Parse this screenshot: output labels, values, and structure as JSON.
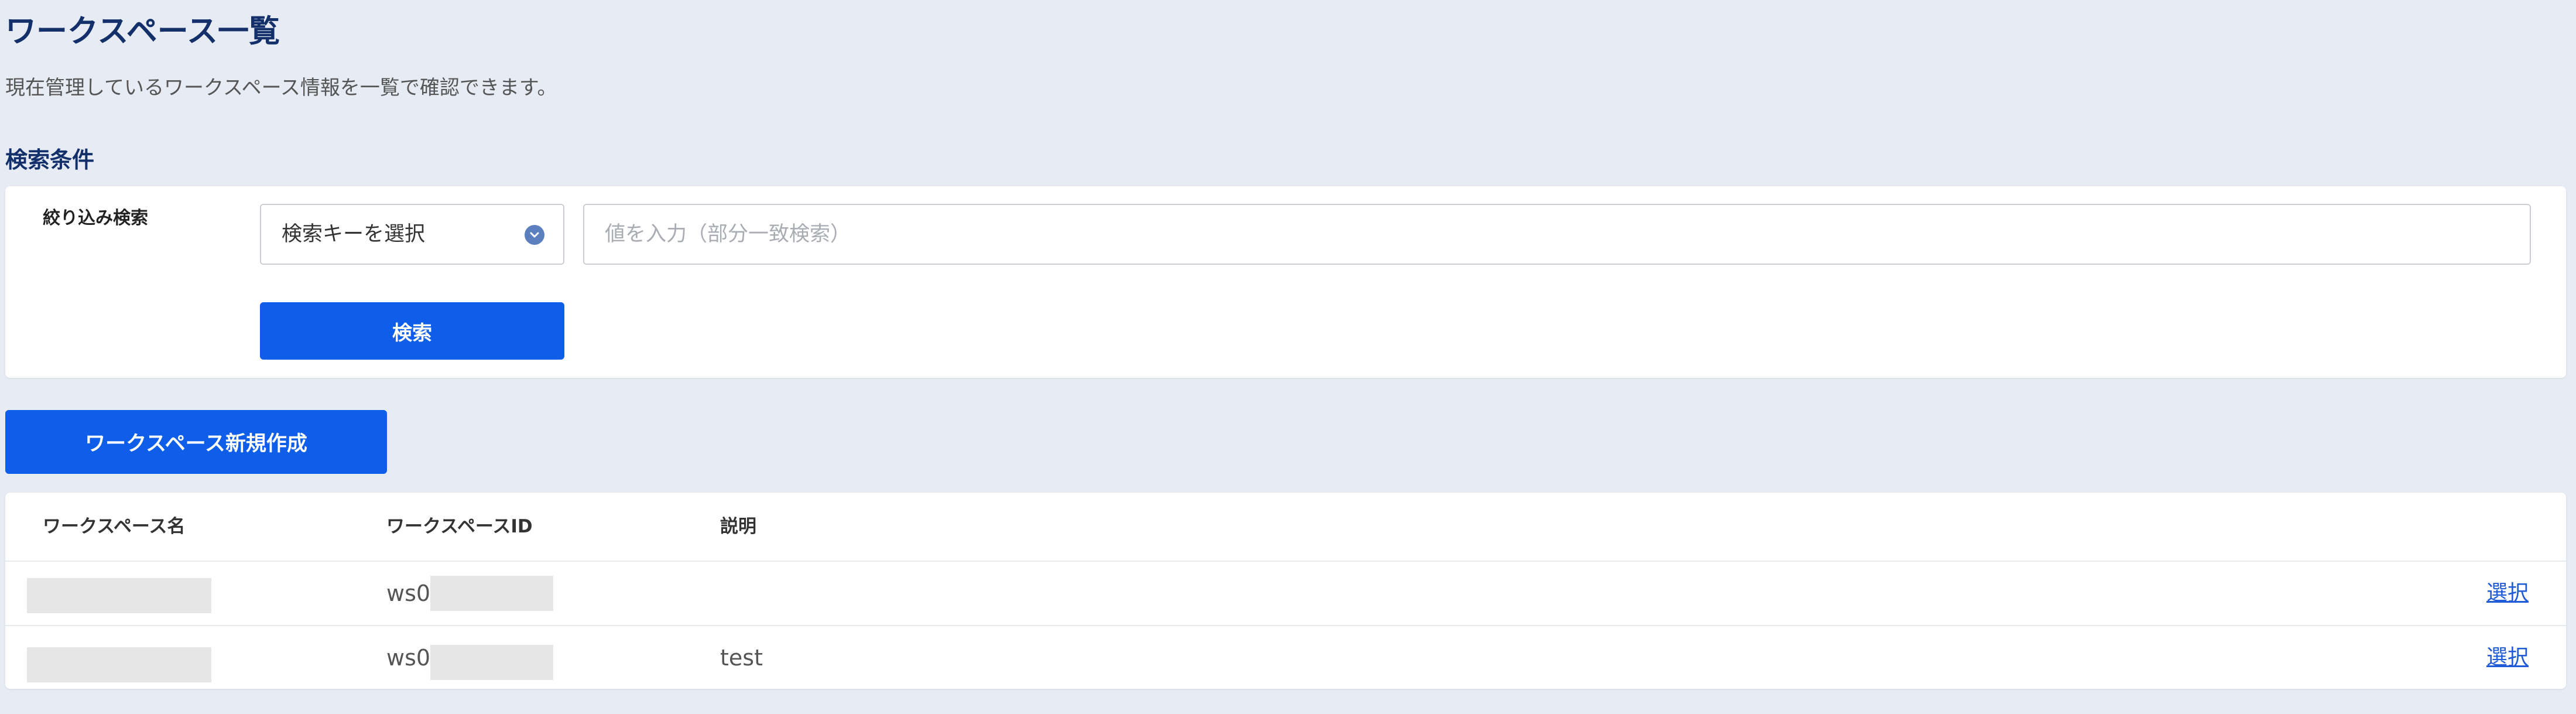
{
  "page": {
    "title": "ワークスペース一覧",
    "description": "現在管理しているワークスペース情報を一覧で確認できます。"
  },
  "search": {
    "heading": "検索条件",
    "filter_label": "絞り込み検索",
    "key_select": {
      "selected": "検索キーを選択",
      "icon": "chevron-down-icon"
    },
    "value_input": {
      "value": "",
      "placeholder": "値を入力（部分一致検索）"
    },
    "search_button_label": "検索"
  },
  "actions": {
    "create_button_label": "ワークスペース新規作成"
  },
  "table": {
    "columns": [
      "ワークスペース名",
      "ワークスペースID",
      "説明"
    ],
    "rows": [
      {
        "name": "",
        "id_prefix": "ws0",
        "description": "",
        "action_label": "選択"
      },
      {
        "name": "",
        "id_prefix": "ws0",
        "description": "test",
        "action_label": "選択"
      }
    ]
  },
  "colors": {
    "background": "#e6ebf4",
    "heading": "#13306b",
    "primary_button": "#0e5ee9",
    "link": "#1f5bd6",
    "redaction": "#e6e6e6"
  }
}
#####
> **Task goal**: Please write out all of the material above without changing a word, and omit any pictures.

> **Response area**:
Parse this screenshot: output labels, values, and structure as JSON.
{
  "page": {
    "title": "ワークスペース一覧",
    "description": "現在管理しているワークスペース情報を一覧で確認できます。"
  },
  "search": {
    "heading": "検索条件",
    "filter_label": "絞り込み検索",
    "key_select": {
      "selected": "検索キーを選択",
      "icon": "chevron-down-icon"
    },
    "value_input": {
      "value": "",
      "placeholder": "値を入力（部分一致検索）"
    },
    "search_button_label": "検索"
  },
  "actions": {
    "create_button_label": "ワークスペース新規作成"
  },
  "table": {
    "columns": [
      "ワークスペース名",
      "ワークスペースID",
      "説明"
    ],
    "rows": [
      {
        "name": "",
        "id_prefix": "ws0",
        "description": "",
        "action_label": "選択"
      },
      {
        "name": "",
        "id_prefix": "ws0",
        "description": "test",
        "action_label": "選択"
      }
    ]
  },
  "colors": {
    "background": "#e6ebf4",
    "heading": "#13306b",
    "primary_button": "#0e5ee9",
    "link": "#1f5bd6",
    "redaction": "#e6e6e6"
  }
}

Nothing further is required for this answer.